Time is running out to honor the U.S. and Filipino veterans of the fierce battles of Bataan and Corregidor, including those who endured the Bataan Death March, with the Congressional Gold Medal, the nation’s highest civilian honor.
The veterans who suffered unspeakable horrors during the battles, subsequent march and imprisonment, are almost gone. Soon, there will be none left alive. Congress should act to honor these troops while any survivors remain.
That’s why we support the Bataan Congressional Gold Medal Act, introduced last week by New Mexico’s delegation to Congress — Sens. Tom Udall and Martin Heinrich, and Reps. Ben Ray Luján, Xochitl Torres Small and Deb Haaland. The proposal also has the full support of the country’s largest and oldest major war veterans’ organization, the Veterans of Foreign Wars of the United States.
Here’s why time is so essential for this act. Last week in Santa Fe, the annual ceremony took place honoring the 1,800 New Mexico veterans who took part in the Battle of Bataan. Two years ago on the 75th anniversary of the fall of Bataan, five survivors showed up. This year and last, only one hero could travel to attend.
The fierce battles in the Pacific and subsequent events are closely tied to New Mexico because of the participation of the 200th and 515th Coast Artillery Regiments. Those regiments, with many Hispanic Americans from New Mexico, Texas and Arizona, were sent to the Philippines because they could speak to the Filipino allies in Spanish. They were called up after Pearl Harbor on Dec. 8, 1941.
After the sneak attack, Japanese bombers went after U.S. military stations in the Philippines. Over the next four months, thousands of American and Filipino forces defended the Bataan peninsula and the island of Corregidor.

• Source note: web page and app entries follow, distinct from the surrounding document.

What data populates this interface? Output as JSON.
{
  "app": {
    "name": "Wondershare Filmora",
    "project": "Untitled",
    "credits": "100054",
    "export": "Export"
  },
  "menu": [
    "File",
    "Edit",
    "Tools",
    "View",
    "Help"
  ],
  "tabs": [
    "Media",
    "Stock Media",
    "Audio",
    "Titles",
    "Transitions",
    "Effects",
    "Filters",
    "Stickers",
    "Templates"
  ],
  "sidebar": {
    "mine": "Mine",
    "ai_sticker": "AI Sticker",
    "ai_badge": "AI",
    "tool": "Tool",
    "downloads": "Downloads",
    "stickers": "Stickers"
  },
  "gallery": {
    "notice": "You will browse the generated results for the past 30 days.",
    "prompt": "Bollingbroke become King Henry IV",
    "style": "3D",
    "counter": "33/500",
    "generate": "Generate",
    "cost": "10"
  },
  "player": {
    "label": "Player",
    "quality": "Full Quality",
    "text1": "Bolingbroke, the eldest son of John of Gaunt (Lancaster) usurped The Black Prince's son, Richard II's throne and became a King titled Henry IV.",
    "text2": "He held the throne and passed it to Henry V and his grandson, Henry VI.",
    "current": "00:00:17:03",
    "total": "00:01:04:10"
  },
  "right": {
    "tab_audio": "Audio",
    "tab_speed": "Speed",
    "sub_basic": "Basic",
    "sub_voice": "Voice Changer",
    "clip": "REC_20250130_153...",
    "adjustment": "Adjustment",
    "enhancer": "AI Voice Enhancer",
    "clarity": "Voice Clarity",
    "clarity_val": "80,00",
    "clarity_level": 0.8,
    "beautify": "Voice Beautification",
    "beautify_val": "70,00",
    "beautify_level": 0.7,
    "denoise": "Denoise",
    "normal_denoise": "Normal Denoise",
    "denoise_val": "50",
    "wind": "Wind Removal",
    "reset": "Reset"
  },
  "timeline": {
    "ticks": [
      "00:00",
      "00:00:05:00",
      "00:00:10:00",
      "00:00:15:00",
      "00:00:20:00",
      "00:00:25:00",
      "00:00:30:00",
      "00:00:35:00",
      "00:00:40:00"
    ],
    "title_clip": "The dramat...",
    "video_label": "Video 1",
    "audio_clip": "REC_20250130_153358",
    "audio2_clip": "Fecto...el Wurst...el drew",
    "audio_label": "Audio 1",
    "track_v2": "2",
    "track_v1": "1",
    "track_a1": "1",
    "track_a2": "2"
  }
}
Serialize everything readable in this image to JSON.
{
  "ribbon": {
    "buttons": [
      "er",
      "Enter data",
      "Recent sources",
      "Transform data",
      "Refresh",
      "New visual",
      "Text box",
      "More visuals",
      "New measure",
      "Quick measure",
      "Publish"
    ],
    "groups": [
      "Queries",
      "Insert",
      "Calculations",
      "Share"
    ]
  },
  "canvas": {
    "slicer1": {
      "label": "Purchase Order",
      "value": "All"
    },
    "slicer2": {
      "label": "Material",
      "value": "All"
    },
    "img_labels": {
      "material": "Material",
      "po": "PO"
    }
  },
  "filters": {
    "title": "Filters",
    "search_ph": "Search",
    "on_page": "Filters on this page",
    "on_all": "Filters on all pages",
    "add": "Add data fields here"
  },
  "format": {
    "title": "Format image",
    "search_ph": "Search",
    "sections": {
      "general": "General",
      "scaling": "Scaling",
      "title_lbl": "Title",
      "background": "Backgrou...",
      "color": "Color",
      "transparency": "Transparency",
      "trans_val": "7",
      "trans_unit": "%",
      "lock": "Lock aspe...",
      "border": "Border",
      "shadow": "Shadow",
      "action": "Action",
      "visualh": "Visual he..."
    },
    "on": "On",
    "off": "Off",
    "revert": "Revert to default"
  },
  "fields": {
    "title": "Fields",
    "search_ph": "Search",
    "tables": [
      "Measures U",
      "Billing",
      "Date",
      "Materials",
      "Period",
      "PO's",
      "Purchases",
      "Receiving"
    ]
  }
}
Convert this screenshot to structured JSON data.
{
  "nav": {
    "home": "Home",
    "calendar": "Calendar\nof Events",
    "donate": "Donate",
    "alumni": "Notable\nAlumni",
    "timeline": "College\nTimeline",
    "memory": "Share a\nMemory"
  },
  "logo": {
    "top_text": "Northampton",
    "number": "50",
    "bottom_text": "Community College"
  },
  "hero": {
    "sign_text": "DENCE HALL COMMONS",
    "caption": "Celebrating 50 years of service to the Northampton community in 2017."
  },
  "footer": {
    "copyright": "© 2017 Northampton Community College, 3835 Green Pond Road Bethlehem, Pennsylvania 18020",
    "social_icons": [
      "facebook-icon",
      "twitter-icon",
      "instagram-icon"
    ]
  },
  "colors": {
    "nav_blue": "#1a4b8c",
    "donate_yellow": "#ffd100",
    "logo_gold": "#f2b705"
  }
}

That defense, despite a lack of supplies and ammunition, still managed to successfully stall the Japanese timetable to take control of the Philippines. As a result, the Allied forces throughout the Pacific had the opportunity to regroup and prepare for the eventual liberation of the Pacific.
And what a cost.

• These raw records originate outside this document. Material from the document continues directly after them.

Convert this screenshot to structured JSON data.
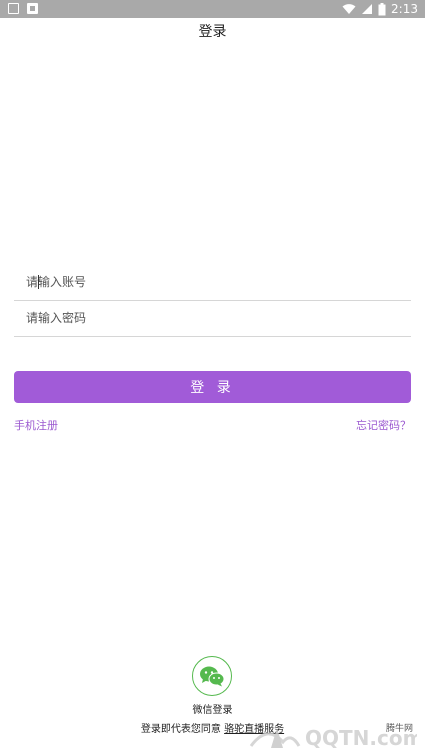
{
  "status_bar": {
    "time": "2:13",
    "icons": [
      "notification-box-icon",
      "notification-filled-box-icon",
      "wifi-icon",
      "signal-icon",
      "battery-icon"
    ]
  },
  "header": {
    "title": "登录"
  },
  "form": {
    "account_placeholder": "请输入账号",
    "password_placeholder": "请输入密码",
    "login_label": "登 录"
  },
  "links": {
    "register": "手机注册",
    "forgot_password": "忘记密码？"
  },
  "wechat": {
    "label": "微信登录",
    "icon": "wechat-icon"
  },
  "agreement": {
    "prefix": "登录即代表您同意",
    "terms": "骆驼直播服务"
  },
  "watermark": {
    "logo_text": "QQTN.com",
    "site_label": "腾牛网"
  },
  "colors": {
    "accent": "#a15bd8",
    "link": "#9b59d0",
    "wechat_green": "#55b94e",
    "status_bar": "#a9a9a9"
  }
}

On April 9, 1942, the Americans on Bataan surrendered to the Japanese, with American and Filipino troops captured and forced to walk 65 miles in tropical heat without food, water or adequate care in what became known as the Bataan Death March. On May 6, 1942, Corregidor fell as well. Years in prison camps remained.
For the survivors, the scars of their service never left them, even as they came home, settled down, married, raised families and contributed to their communities. Their sacrifice deserves the highest recognition this nation can offer.